Ramirez was 0-3 with a 4.46 ERA and 1.299 WHIP when Boston traded him to San Francisco at the 2010 deadline for a Minor League reliever named Daniel Turpen. The trade would be a steal for the Giants. In 25 appearances, Ramirez had a microscopic 0.67 ERA and 0.889 WHIP, solidifying the bullpen for the eventual World Series champs. He had another solid season for the Giants in 2011 but was traded to the Mets before 2012. While he stayed healthy in 2012 (63 2/3 innings), Ramirez had an unimpressive 4.24 ERA and 1.461 WHIP that season.

Not unlike many other middle relievers, Ramirez has bounced around multiple organizations the past two seasons. He returned to the Giants organization prior to 2013. He failed to make the club out of spring training, but agreed to accept a Minor League assignment. He made it back to the big club for six appearances, but was released in late June after putting up an 11.12 ERA and 2.471 WHIP in 5 2/3 innings. The Rays signed him a little over a week later. While he pitched well in his brief stint, the Rays had no need for him in their bullpen and he was released after one month.

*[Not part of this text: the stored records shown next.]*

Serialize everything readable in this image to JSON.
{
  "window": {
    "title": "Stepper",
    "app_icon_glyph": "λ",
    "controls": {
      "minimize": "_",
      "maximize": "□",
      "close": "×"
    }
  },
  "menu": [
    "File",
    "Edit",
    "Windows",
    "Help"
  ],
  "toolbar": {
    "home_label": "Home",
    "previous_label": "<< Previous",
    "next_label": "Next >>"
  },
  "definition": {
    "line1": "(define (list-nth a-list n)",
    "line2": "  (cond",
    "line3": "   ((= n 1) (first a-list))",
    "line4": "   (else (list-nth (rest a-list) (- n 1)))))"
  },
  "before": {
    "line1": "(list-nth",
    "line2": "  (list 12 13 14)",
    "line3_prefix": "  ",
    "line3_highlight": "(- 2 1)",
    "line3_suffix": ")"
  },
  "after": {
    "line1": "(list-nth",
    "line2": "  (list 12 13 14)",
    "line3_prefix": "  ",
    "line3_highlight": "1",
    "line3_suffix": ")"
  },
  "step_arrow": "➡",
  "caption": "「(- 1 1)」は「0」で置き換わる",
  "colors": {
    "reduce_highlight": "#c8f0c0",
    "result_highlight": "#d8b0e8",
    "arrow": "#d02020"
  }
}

Ramirez spent 2014 in the Mariners and Orioles organizations. He was released after one month in Seattle’s Triple-A affiliate. The Orioles signed him to a minor league deal one month later. He did a make a one inning cameo for the O’s, pitching a single inning where he gave up no hits while walking one and striking out two.

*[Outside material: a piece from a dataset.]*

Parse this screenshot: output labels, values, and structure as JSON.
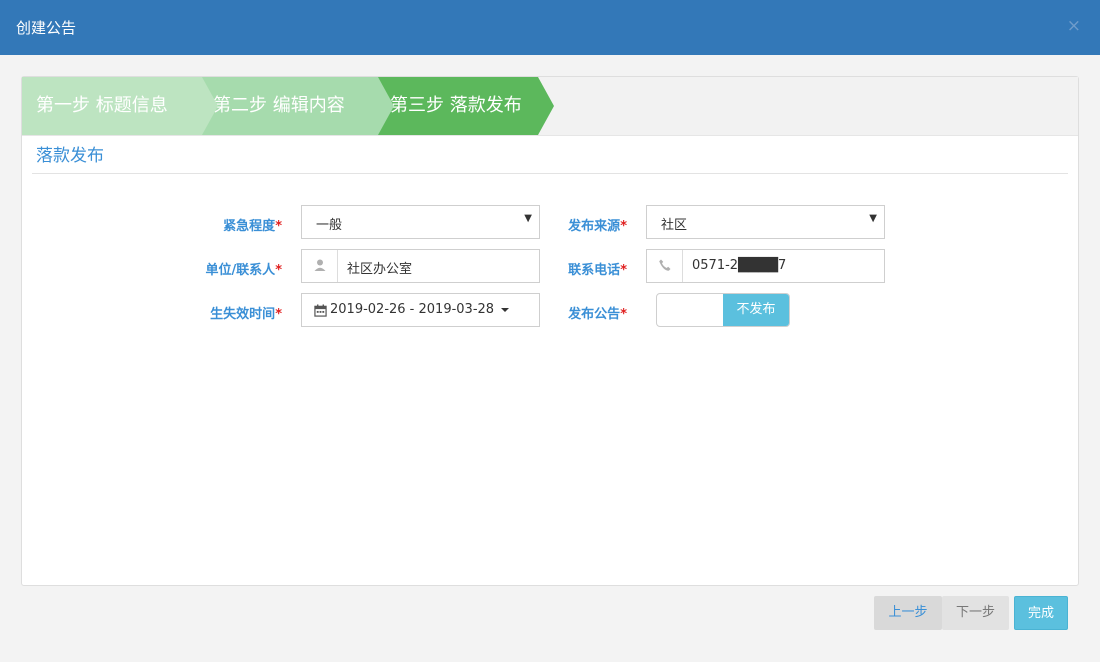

Middle relievers are usually well-traveled and erratic by nature. Ramirez completely fits that mold. Somebody will likely sign him to at least fill out their Triple A bullpen.

Brad Penny: The other low cost/high reward starting pitcher signing of the offseason who was 11 years younger than his counterpart (Smoltz). Like Smoltz, Penny was coming off an injury-plagued 2008. The difference: Smoltz was 42 and his best days were behind him while Penny was 11 years younger but had stuff much better-suited for NL ballparks with spacious outfields. The Red Sox don’t play in the NL and Penny’s stuff was easily hittable in his stint in Boston.

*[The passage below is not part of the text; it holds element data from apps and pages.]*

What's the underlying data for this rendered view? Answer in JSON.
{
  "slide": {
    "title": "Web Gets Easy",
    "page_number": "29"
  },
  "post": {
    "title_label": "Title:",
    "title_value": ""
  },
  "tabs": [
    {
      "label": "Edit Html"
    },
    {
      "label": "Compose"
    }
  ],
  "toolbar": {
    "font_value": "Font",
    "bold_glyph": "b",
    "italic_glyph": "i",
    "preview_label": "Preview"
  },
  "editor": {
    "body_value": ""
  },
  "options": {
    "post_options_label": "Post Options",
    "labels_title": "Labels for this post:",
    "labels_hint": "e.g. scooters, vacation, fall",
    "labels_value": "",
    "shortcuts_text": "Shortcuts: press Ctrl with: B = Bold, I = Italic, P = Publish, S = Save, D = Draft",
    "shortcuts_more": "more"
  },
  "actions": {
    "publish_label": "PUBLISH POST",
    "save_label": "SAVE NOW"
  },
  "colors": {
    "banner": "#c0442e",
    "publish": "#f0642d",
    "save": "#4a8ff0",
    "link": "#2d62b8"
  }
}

He did make 24 starts but the final line was very underwhelming: 7-8, 5.61 ERA, 1.534 WHIP, and 89/42 K/BB in 131 2/3 innings. With the reemergence of Clay Buchholz and with Tim Wakefield coming off the DL, Penny became the odd man out. Rather than accepting a demotion to the bullpen, Penny asked for his release. The Red Sox obliged. He finished the season for the San Francisco Giants, making six starts and going 4-1 with a 2.59 ERA and 0.960 WHIP in 28 innings.

Penny’s last full season was for the Detroit Tigers in 2011. His numbers were not much better: 11-11 with a 5.30 ERA, 1.563 WHIP, and 74/62 K/BB in 181 2/3 innings. He’s since had two unsuccessful stints as a reliever in a second stint with the Giants and most recently a second stint in Miami. That’s not counting a bust of a deal for the Fukuoka SoftBank Hawks in Korea (gave up six runs and five stolen bases in 3 1/3 innings in his lone appearance).

Penny hasn’t been a viable pitcher in quite some time. But he’ll keep going as long as there’s some team desperate enough to sign him.

Takashi Saito: The guy who usurped the Dodgers’ closer job from Eric Gagne. The Red Sox signed him to a one year deal worth $1.5 million prior to 2009. Saito would actually end up making an additional $4.5 million in incentives that season. He went 3-3 with a 2.43 ERA and 52 strikeouts in 55 2/3 innings, but with an underwhelming 1.347 WHIP and 25 walks (4.0 BB/9).

The Red Sox declined their club option on Saito for 2010. He pitched three more seasons in MLB (Braves, Brewers, and Diamondbacks) before returning home to Japan after 2012.

Saito actually returned to form in 2010, getting his WHIP back under 1.100. In hindsight, it might’ve been a mistake not to pick up that option. After all, the Red Sox bullpen would prove to be the club’s Achilles heel that season. But I’m getting too ahead of myself.